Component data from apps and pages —
● ● ● ●
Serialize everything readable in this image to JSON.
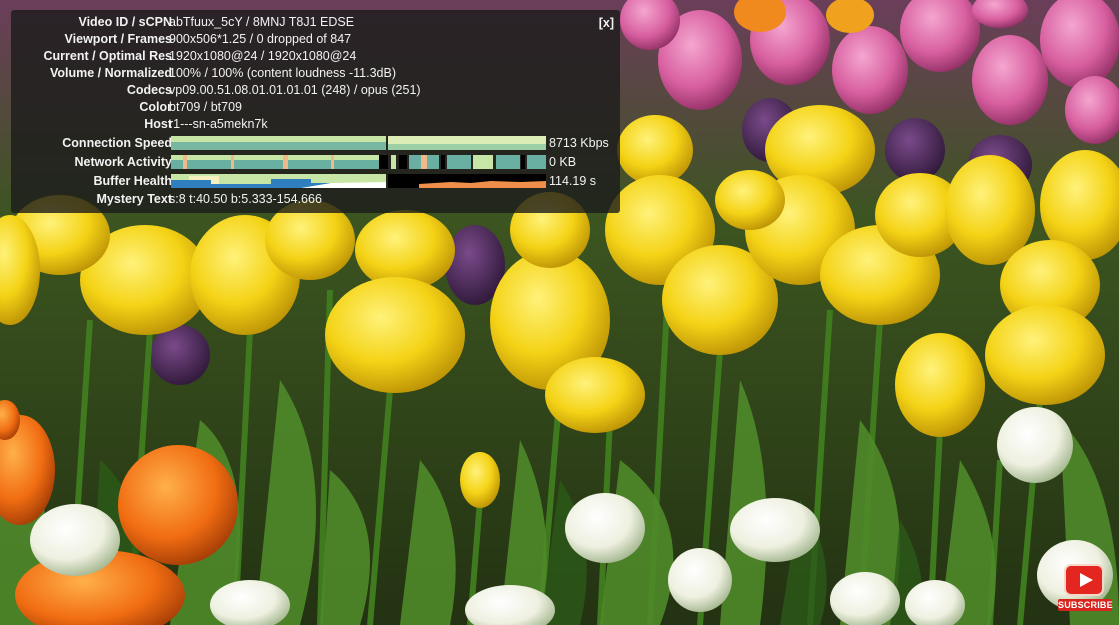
{
  "stats_panel": {
    "close_label": "[x]",
    "rows": [
      {
        "label": "Video ID / sCPN",
        "value": "abTfuux_5cY / 8MNJ T8J1 EDSE"
      },
      {
        "label": "Viewport / Frames",
        "value": "900x506*1.25 / 0 dropped of 847"
      },
      {
        "label": "Current / Optimal Res",
        "value": "1920x1080@24 / 1920x1080@24"
      },
      {
        "label": "Volume / Normalized",
        "value": "100% / 100% (content loudness -11.3dB)"
      },
      {
        "label": "Codecs",
        "value": "vp09.00.51.08.01.01.01.01 (248) / opus (251)"
      },
      {
        "label": "Color",
        "value": "bt709 / bt709"
      },
      {
        "label": "Host",
        "value": "r1---sn-a5mekn7k"
      }
    ],
    "connection_speed": {
      "label": "Connection Speed",
      "value": "8713 Kbps"
    },
    "network_activity": {
      "label": "Network Activity",
      "value": "0 KB"
    },
    "buffer_health": {
      "label": "Buffer Health",
      "value": "114.19 s"
    },
    "mystery_text": {
      "label": "Mystery Text",
      "value": "s:8 t:40.50 b:5.333-154.666"
    }
  },
  "watermark": {
    "icon": "youtube-play-icon",
    "label": "SUBSCRIBE"
  },
  "colors": {
    "panel_bg": "#1c1c1c",
    "graph_speed": "#c7e5a5",
    "graph_activity": "#6ab0a2",
    "graph_buffer_blue": "#2f7fbf",
    "graph_buffer_orange": "#ef8f4a",
    "subscribe_red": "#e3261f"
  }
}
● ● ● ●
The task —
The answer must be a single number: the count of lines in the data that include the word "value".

Exercise output —
11